    We have been seeing other spouse teams who have built amazing businesses together all across the country. Clearly, it’s more common and more successful than we’ve all been lead to believe. As newcomers to the whole “working with your spouse” thing, we talk to lots of these people, and so many of them say variations of the points Robin and Jerry made here.

  • Class of 1980

    I would totally work with a husband if it was something we both had a great love for.

    I laughed at the “Good Cop/Bad Cop”. I have a male business partner and we do this too! Sometimes I’m the good cop and sometimes the bad cop. Same for him.

    No one is pigeonholed. Besides, why waste our talents on only one role? ;)

  • Vanessa

    Are you guys the same people that were on House Hunters International? Is it weird if I know that?

    • Hahaha yes we are, and no it’s not weird – it’s amazing how many people have seen it! You may remember seeing the leather workshop in the episode…
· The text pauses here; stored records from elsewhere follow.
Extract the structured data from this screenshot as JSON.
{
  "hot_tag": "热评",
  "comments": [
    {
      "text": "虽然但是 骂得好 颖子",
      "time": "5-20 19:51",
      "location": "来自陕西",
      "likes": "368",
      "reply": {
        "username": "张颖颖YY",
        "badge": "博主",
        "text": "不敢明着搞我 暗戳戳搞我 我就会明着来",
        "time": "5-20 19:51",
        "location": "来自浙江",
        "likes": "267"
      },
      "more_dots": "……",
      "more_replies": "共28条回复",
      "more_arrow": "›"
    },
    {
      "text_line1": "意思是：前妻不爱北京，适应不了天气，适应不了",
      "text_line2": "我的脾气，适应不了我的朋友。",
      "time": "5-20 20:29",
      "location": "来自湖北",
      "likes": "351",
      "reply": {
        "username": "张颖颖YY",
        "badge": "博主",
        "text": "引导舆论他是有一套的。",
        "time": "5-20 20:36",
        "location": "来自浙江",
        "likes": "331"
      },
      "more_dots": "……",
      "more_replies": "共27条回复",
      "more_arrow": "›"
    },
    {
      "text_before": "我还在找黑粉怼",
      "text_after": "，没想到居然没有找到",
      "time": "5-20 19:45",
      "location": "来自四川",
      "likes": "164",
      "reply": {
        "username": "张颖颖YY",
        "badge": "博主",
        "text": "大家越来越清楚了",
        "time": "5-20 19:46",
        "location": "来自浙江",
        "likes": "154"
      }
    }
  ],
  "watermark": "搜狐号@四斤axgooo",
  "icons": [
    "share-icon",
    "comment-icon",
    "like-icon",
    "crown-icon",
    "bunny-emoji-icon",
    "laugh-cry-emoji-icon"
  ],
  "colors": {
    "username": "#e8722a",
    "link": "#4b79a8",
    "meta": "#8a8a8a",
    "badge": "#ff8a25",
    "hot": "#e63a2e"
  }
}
      • I didn’t recognize you guys when I saw your Reclaiming Wife post, but I recognized you immediately when I saw this one — too funny! Glad that you’re doing well. :)

        (Incidentally, you’re not the first APW couple to be on HH . . . Eva and Tyson were as well!)

  • kyley

    Okay, this is so not the point of your post, but GAH! You’re work is gorgeous. If I wasn’t saving every spare penny for this wedding, I’d want to buy all the bags!

  • Anne

    What a great post. I’d love to hear more about your adventures about running a business together. My husband and I both run small businesses, but have always wondered what it would be like to work together.

  • So into this post! Thank you for sharing. My FH and I are constantly dreaming about possibilities for our future and having a business together enters our minds a lot. It’s nice to see a healthy example!

  • Know thyself and know thy relationship, right? I think it takes a lot of the same things to make a successful business relationship as it takes to build a successful marriage, so if you’re on the same page and the communication is there it seems like a no brainer in some respects.

    I’d honestly love to work with my husband, but current career path and interests don’t allow it. (Although there are some future options we’re keeping our eyes on.)

  • sarahmrose

    You two are really cool. Props on picking up and establishing a life in another country, especially without a corporate job safety blanket — we’ve done it too, and it isn’t easy (even though I actually had a university-safety blanket, it was my husband who had to try to figure things out from scratch).

  • This post is so spot on! Everything resonated with me. My hubby and I also run our biz together–the only difference being that it was MY business for seven years before he quit his job to work with me full-time in 2009. I’ll own that it was difficult at first–I was overly protective of my “baby,” and he was over-confident (that’s my polite way of saying he at times tried to charge in without all the facts and “take over”). But after almost four years, we have it down pat–including the mastering of the good cop/bad cop routine, which had me laughing. It’s so true!

    For us, because we’re both so….um….strong-willed about how the business should be run (fortunately we almost always agree), we’ve become adept at assigning separate-but-equal tasks. I don’t mess with the accounting system and he doesn’t market to the brides. He keeps in touch with our venue partners and I train the officiants. Not that we don’t assist and brainstorm for the other’s part of things, but it’s helpful to each have our own business realm that is in line with our individual talents.

    The other struggle that we’ve had is when to leave the business behind and concentrate on other things. Because we so love it, we can get carried away. I agree that brainstorming is sexy, but sometimes you have to be careful. Setting up our business plan for 2013 is NOT foreplay!

    Being in business together is not for everyone. And I wouldn’t even think about taking on a business partner other than my husband. But for us, it only enhances the rest of our relationship!